Leaving before the fireworks
By late afternoon, you’d most likely be begging for a hot soak. Grin and bear it for a couple more hours. Disneyland’s nighttime fireworks are always such a spectacular and immersive production. For excellent viewing real estate, you’ll have to sit and save your spots anyway -- at least one-and-a-half hours in front of Sleeping Beauty Castle or 45 minutes along Main Street USA -- giving your tired feet a bit of respite. With a dreamy score, dazzling light displays, and sometimes even fog and snow to round the fireworks off, it’s the park’s most iconic moment for a reason.
Blowing an afternoon at Disney Springs
Someone in your group will inevitably suggest a trip to Disney Springs, the outdoor waterfront area that’s free to visit and easily accessible through Disney World’s network of shuttles. Sure, you may have to indulge your party’s weak link by tagging along, but just know that it is, plus or minus, a glorified high-end mall that tends to be overcrowded, unnecessarily pricey, and fakely bourgeois. There’s an Uggs store. A place called Filthy Rich that shills knockoff celebrity jewelry. A forthcoming “an estate-style wine bar.” Certainly, you’ll survive -- there’s a candy store and enormous Lego sculptures and people to ogle -- but in general, the place exudes ersatz aspirational luxury with none of the Disney magic.
Not spending any legit time in Orlando

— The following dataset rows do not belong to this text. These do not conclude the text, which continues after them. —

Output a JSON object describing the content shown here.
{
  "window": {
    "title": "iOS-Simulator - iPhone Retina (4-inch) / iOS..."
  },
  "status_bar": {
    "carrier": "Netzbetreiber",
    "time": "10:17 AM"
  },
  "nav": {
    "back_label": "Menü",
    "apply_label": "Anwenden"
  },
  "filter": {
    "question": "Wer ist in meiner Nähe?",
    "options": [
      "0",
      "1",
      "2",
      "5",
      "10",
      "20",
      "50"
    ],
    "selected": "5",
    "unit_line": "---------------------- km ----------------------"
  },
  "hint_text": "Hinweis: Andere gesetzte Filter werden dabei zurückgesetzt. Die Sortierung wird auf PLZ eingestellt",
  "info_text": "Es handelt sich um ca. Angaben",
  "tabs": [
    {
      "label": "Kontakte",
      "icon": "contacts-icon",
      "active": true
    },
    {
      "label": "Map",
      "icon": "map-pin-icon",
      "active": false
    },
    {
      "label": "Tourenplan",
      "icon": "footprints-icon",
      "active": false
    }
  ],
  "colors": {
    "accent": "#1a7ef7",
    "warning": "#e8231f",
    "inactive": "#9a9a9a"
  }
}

Even if you are driving, the only part of Orlando most Disney guests ever see is the highway from MCO to Buena Vista Parkway. So, naturally, visitors assume it’s a city made up entirely of gas stations and chain restaurants. But the theme parks also pull in a ton of creative, outgoing people who have built a thriving, authentic city in Orlando proper. Areas like Mills 50 and Audubon Parkway have filled in with creative restaurants, breweries, and hip cocktail lounges where the exceedingly friendly locals will be happy to greet an inquisitive traveler.